Clinical Dimensions Associated With Psychological Pain in Suicidal Patients: One-Year Follow-up Study

ABSTRACT

Objective: Psychological pain is a transdiagnostic factor in mental health and a key clinical dimension to understand suicide in patients with mood disorders. However, less is known about the clinical characteristics that predict high psychological pain. The aim of this study was to fill this gap in a sample of patients with mood disorders.

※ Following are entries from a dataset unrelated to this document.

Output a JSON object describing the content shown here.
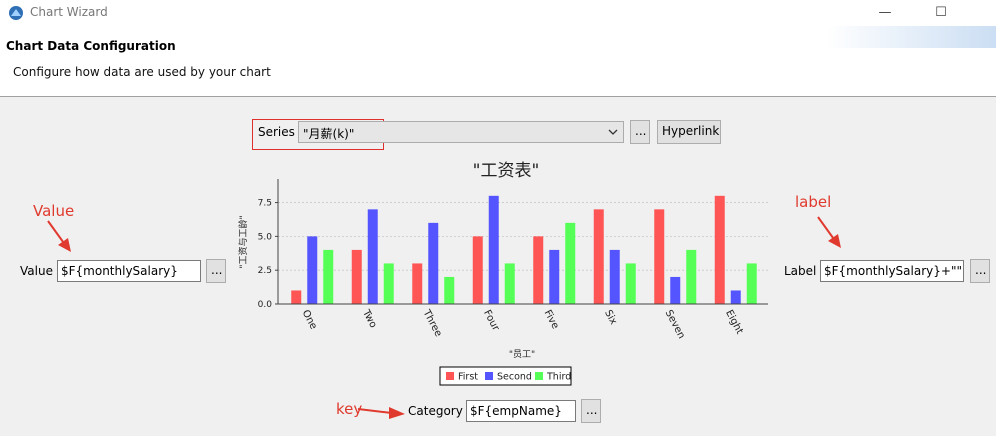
{
  "window": {
    "title": "Chart Wizard",
    "minimize_glyph": "—",
    "maximize_glyph": "☐"
  },
  "header": {
    "title": "Chart Data Configuration",
    "subtitle": "Configure how data are used by your chart"
  },
  "series": {
    "label": "Series",
    "value": "\"月薪(k)\"",
    "ellipsis_label": "...",
    "hyperlink_label": "Hyperlink"
  },
  "value_field": {
    "label": "Value",
    "value": "$F{monthlySalary}",
    "ellipsis_label": "..."
  },
  "label_field": {
    "label": "Label",
    "value": "$F{monthlySalary}+\"\"",
    "ellipsis_label": "..."
  },
  "category_field": {
    "label": "Category",
    "value": "$F{empName}",
    "ellipsis_label": "..."
  },
  "annotations": {
    "value": "Value",
    "label": "label",
    "key": "key"
  },
  "colors": {
    "annotation_red": "#e03a2e",
    "series_first": "#ff5555",
    "series_second": "#5555ff",
    "series_third": "#55ff55"
  },
  "chart_data": {
    "type": "bar",
    "title": "\"工资表\"",
    "xlabel": "\"员工\"",
    "ylabel": "\"工资与工龄\"",
    "categories": [
      "One",
      "Two",
      "Three",
      "Four",
      "Five",
      "Six",
      "Seven",
      "Eight"
    ],
    "series": [
      {
        "name": "First",
        "values": [
          1,
          4,
          3,
          5,
          5,
          7,
          7,
          8
        ]
      },
      {
        "name": "Second",
        "values": [
          5,
          7,
          6,
          8,
          4,
          4,
          2,
          1
        ]
      },
      {
        "name": "Third",
        "values": [
          4,
          3,
          2,
          3,
          6,
          3,
          4,
          3
        ]
      }
    ],
    "yticks": [
      "0.0",
      "2.5",
      "5.0",
      "7.5"
    ],
    "ylim": [
      0,
      8.8
    ],
    "grid": true,
    "legend": "bottom"
  }
}
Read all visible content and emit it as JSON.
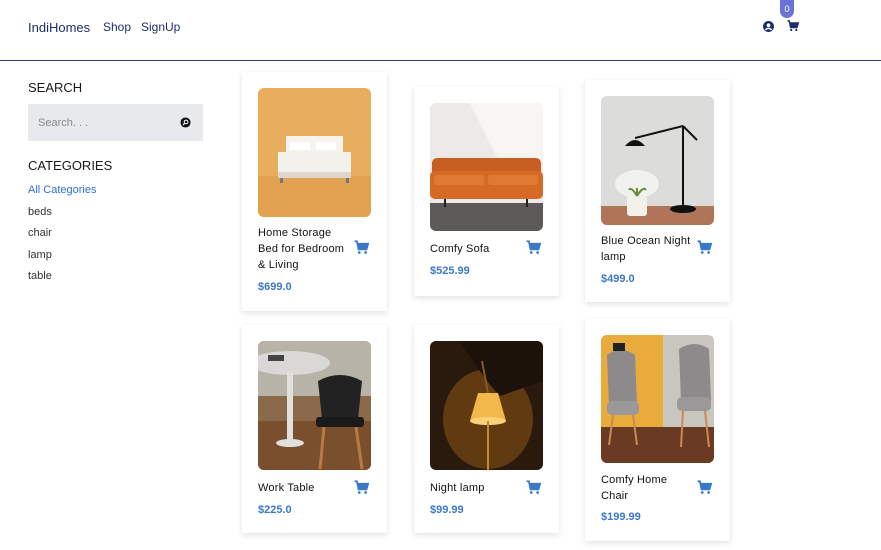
{
  "header": {
    "brand": "IndiHomes",
    "nav": [
      "Shop",
      "SignUp"
    ],
    "cart_count": "0",
    "icons": [
      "user-circle-icon",
      "shopping-cart-icon"
    ]
  },
  "sidebar": {
    "search_title": "SEARCH",
    "search_placeholder": "Search. . .",
    "categories_title": "CATEGORIES",
    "categories": [
      "All Categories",
      "beds",
      "chair",
      "lamp",
      "table"
    ]
  },
  "products": [
    {
      "name": "Home Storage Bed for Bedroom & Living",
      "price": "$699.0"
    },
    {
      "name": "Comfy Sofa",
      "price": "$525.99"
    },
    {
      "name": "Blue Ocean Night lamp",
      "price": "$499.0"
    },
    {
      "name": "Work Table",
      "price": "$225.0"
    },
    {
      "name": "Night lamp",
      "price": "$99.99"
    },
    {
      "name": "Comfy Home Chair",
      "price": "$199.99"
    }
  ],
  "colors": {
    "brand": "#1f2d6b",
    "accent": "#2f6fd6",
    "price": "#3b78c9",
    "badge": "#6b74d6"
  }
}
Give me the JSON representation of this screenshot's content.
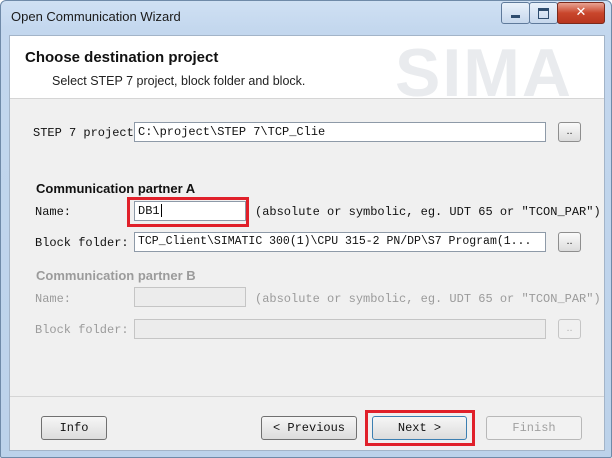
{
  "window": {
    "title": "Open Communication Wizard",
    "close_glyph": "✕"
  },
  "header": {
    "title": "Choose destination project",
    "subtitle": "Select STEP 7 project, block folder and block.",
    "background_text": "SIMA"
  },
  "project": {
    "label": "STEP 7 project",
    "value": "C:\\project\\STEP 7\\TCP_Clie",
    "browse_label": ".."
  },
  "partner_a": {
    "title": "Communication partner A",
    "name_label": "Name:",
    "name_value": "DB1",
    "hint": "(absolute or symbolic, eg. UDT 65 or \"TCON_PAR\")",
    "block_folder_label": "Block folder:",
    "block_folder_value": "TCP_Client\\SIMATIC 300(1)\\CPU 315-2 PN/DP\\S7 Program(1...",
    "browse_label": ".."
  },
  "partner_b": {
    "title": "Communication partner B",
    "name_label": "Name:",
    "name_value": "",
    "hint": "(absolute or symbolic, eg. UDT 65 or \"TCON_PAR\")",
    "block_folder_label": "Block folder:",
    "block_folder_value": "",
    "browse_label": ".."
  },
  "footer": {
    "info_label": "Info",
    "previous_label": "< Previous",
    "next_label": "Next >",
    "finish_label": "Finish"
  },
  "colors": {
    "highlight": "#e0202a",
    "disabled_text": "#9b9b9b"
  }
}
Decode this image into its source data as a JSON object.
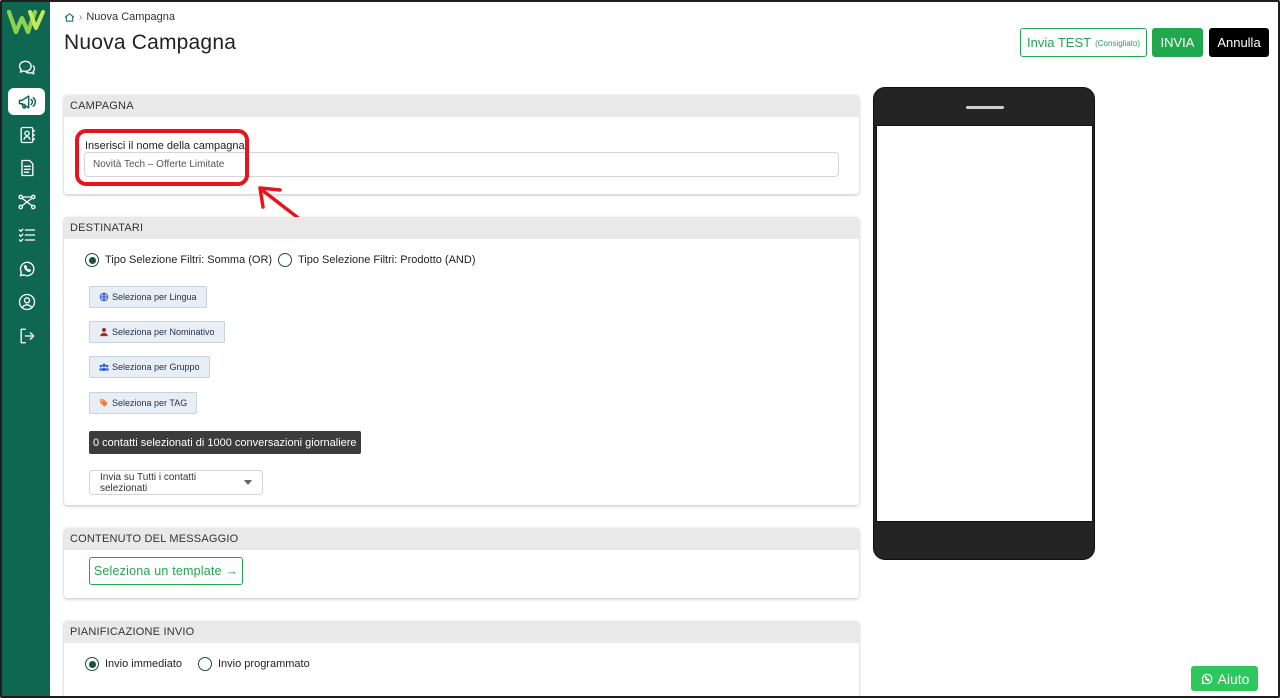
{
  "app": {
    "logo_letter": "W"
  },
  "sidebar": {
    "items": [
      {
        "icon": "chat-bubbles-icon",
        "active": false
      },
      {
        "icon": "megaphone-icon",
        "active": true
      },
      {
        "icon": "contacts-book-icon",
        "active": false
      },
      {
        "icon": "document-icon",
        "active": false
      },
      {
        "icon": "flow-nodes-icon",
        "active": false
      },
      {
        "icon": "checklist-icon",
        "active": false
      },
      {
        "icon": "whatsapp-icon",
        "active": false
      },
      {
        "icon": "user-circle-icon",
        "active": false
      },
      {
        "icon": "logout-icon",
        "active": false
      }
    ]
  },
  "header": {
    "breadcrumb": "Nuova Campagna",
    "title": "Nuova Campagna",
    "test_label": "Invia TEST",
    "test_note": "(Consigliato)",
    "send_label": "INVIA",
    "cancel_label": "Annulla"
  },
  "campaign": {
    "section_title": "CAMPAGNA",
    "name_label": "Inserisci il nome della campagna",
    "required_mark": "*",
    "name_value": "Novità Tech – Offerte Limitate"
  },
  "recipients": {
    "section_title": "DESTINATARI",
    "filter_mode_or": "Tipo Selezione Filtri: Somma (OR)",
    "filter_mode_and": "Tipo Selezione Filtri: Prodotto (AND)",
    "filter_mode_selected": "or",
    "filters": [
      {
        "label": "Seleziona per Lingua",
        "icon": "globe-icon",
        "color": "#2f5bd3"
      },
      {
        "label": "Seleziona per Nominativo",
        "icon": "person-icon",
        "color": "#b3261e"
      },
      {
        "label": "Seleziona per Gruppo",
        "icon": "users-icon",
        "color": "#2f5bd3"
      },
      {
        "label": "Seleziona per TAG",
        "icon": "tags-icon",
        "color": "#ef7d32"
      }
    ],
    "count_text": "0 contatti selezionati di 1000 conversazioni giornaliere",
    "send_to_selected": "Invia su Tutti i contatti selezionati"
  },
  "content": {
    "section_title": "CONTENUTO DEL MESSAGGIO",
    "select_template": "Seleziona un template →"
  },
  "schedule": {
    "section_title": "PIANIFICAZIONE INVIO",
    "immediate": "Invio immediato",
    "scheduled": "Invio programmato",
    "selected": "immediate"
  },
  "help": {
    "label": "Aiuto"
  },
  "colors": {
    "sidebar": "#0f6651",
    "brand_green": "#21a74e",
    "annotation_red": "#e8141b"
  }
}
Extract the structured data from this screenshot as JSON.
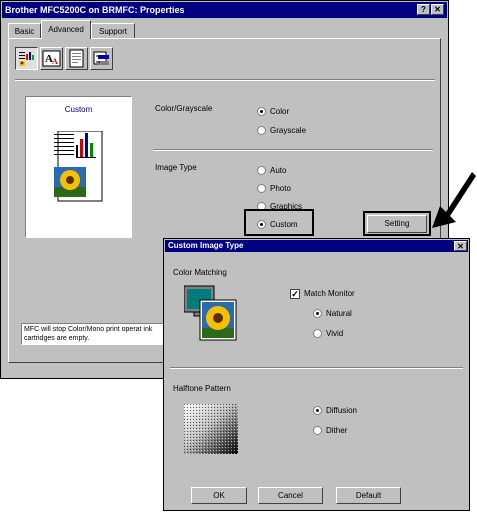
{
  "window": {
    "title": "Brother MFC5200C on BRMFC: Properties",
    "help_btn": "?",
    "close_btn": "✕"
  },
  "tabs": [
    {
      "label": "Basic"
    },
    {
      "label": "Advanced"
    },
    {
      "label": "Support"
    }
  ],
  "toolbar_icons": [
    "printer-quality-icon",
    "font-icon",
    "watermark-icon",
    "device-options-icon"
  ],
  "preview": {
    "label": "Custom"
  },
  "color_grayscale": {
    "label": "Color/Grayscale",
    "options": [
      "Color",
      "Grayscale"
    ],
    "selected": "Color"
  },
  "image_type": {
    "label": "Image Type",
    "options": [
      "Auto",
      "Photo",
      "Graphics",
      "Custom"
    ],
    "selected": "Custom",
    "setting_button": "Setting"
  },
  "status_text": "MFC will stop Color/Mono print operat ink cartridges are empty.",
  "dialog": {
    "title": "Custom Image Type",
    "close_btn": "✕",
    "color_matching": {
      "label": "Color Matching",
      "match_monitor": "Match Monitor",
      "match_monitor_checked": true,
      "options": [
        "Natural",
        "Vivid"
      ],
      "selected": "Natural"
    },
    "halftone": {
      "label": "Halftone Pattern",
      "options": [
        "Diffusion",
        "Dither"
      ],
      "selected": "Diffusion"
    },
    "buttons": {
      "ok": "OK",
      "cancel": "Cancel",
      "default": "Default"
    }
  }
}
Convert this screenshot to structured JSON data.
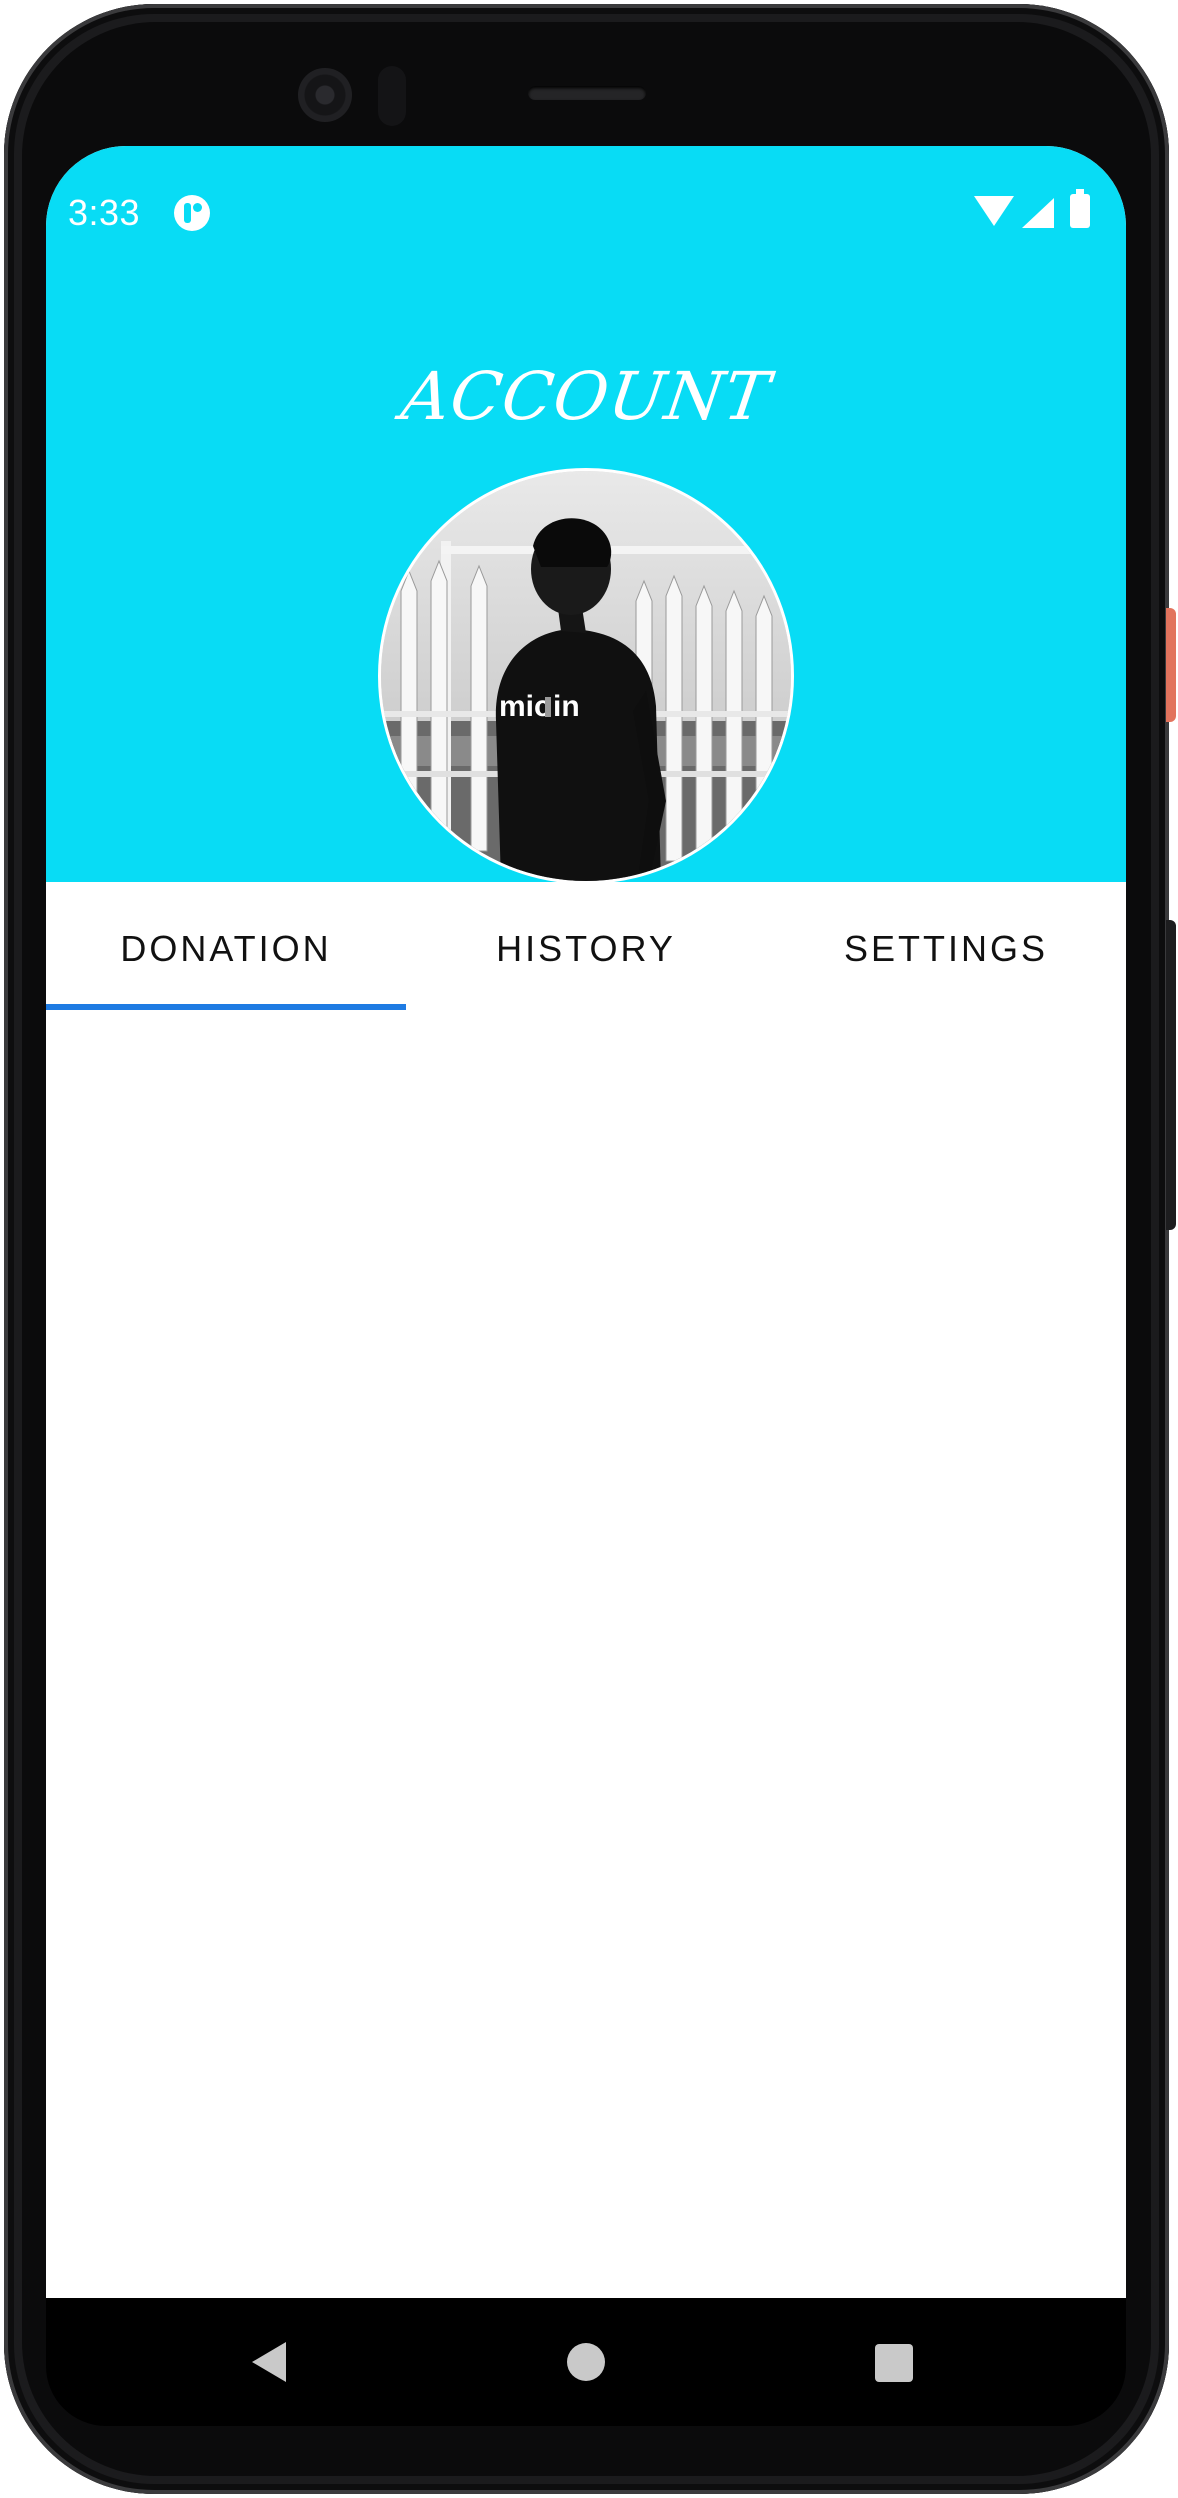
{
  "status_bar": {
    "time": "3:33",
    "icons": [
      "app-notification-icon",
      "wifi-icon",
      "signal-icon",
      "battery-icon"
    ]
  },
  "header": {
    "title": "ACCOUNT",
    "background_color": "#08dcf5",
    "avatar": "profile-photo"
  },
  "tabs": [
    {
      "label": "DONATION",
      "selected": true
    },
    {
      "label": "HISTORY",
      "selected": false
    },
    {
      "label": "SETTINGS",
      "selected": false
    }
  ],
  "colors": {
    "accent": "#1e7be3",
    "header": "#08dcf5"
  },
  "nav_bar": {
    "icons": [
      "back-icon",
      "home-icon",
      "recents-icon"
    ]
  }
}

Methods: Inpatients admitted for a major depressive episode, according to DSM-IV criteria, from 2010 to 2017 were divided into 3 groups: 178 recent suicide attempters (within the last 7 days), 101 past suicide attempters (lifetime history of suicide attempt), and 93 nonattempters (no lifetime history of suicidal act). At inclusion, current psychopathology, medication, personality traits (impulsivity, anxiety, hopelessness), and childhood trauma were assessed. At inclusion and at 1-year follow-up, depressive symptomatology and current and maximal (within the 15 last days) psychological and physical pain were assessed.

Results: At baseline, maximal psychological pain was higher in recent than in past suicide attempters (odds ratio [OR] = 1.18 [1.04–1.35]) and nonattempters (OR = 1.32 [1.16–1.50]). In the multivariate model, depression severity (OR = 1.11 [1.08–1.16]) and worst physical pain (OR = 2.53 [1.28–5.02]) predicted high psychological pain, whereas bipolar disorder (OR = 0.54 [0.29–0.98]) predicted low psychological pain. During the follow-up, the change in maximal psychological pain was predicted by changes in depressive symptomatology (β = 0.46, P < .001) and maximal physical pain (β = 0.42, P < .003). Finally, among depressive symptoms, guilt, lack of initiative, and loss of appetite better explained maximal psychological pain, both at inclusion and at 1 year (all P < .050).

Conclusions: Psychological pain is associated with a recent suicidal act and depressive severity. Due to the strong link between psychological pain and physical pain, future studies should investigate whether psychotropic drugs with analgesic effects protect from psychological pain and therefore from suicide.

Volume: 83

Quick Links: Depression (MDD) , Suicide

Continue Reading…

Subscribe to read the entire article

$40.00

Buy this Article as a PDF

References

Sign-up to stay
up-to-date today!

SUBSCRIBE

Already registered? Sign In

Original Research

Nocturnal Wakefulness and Suicide Risk in the Australian Population

Research examining time-of-day as a potential suicide risk factor has produced mixed results. This study analyzed the...

Read More...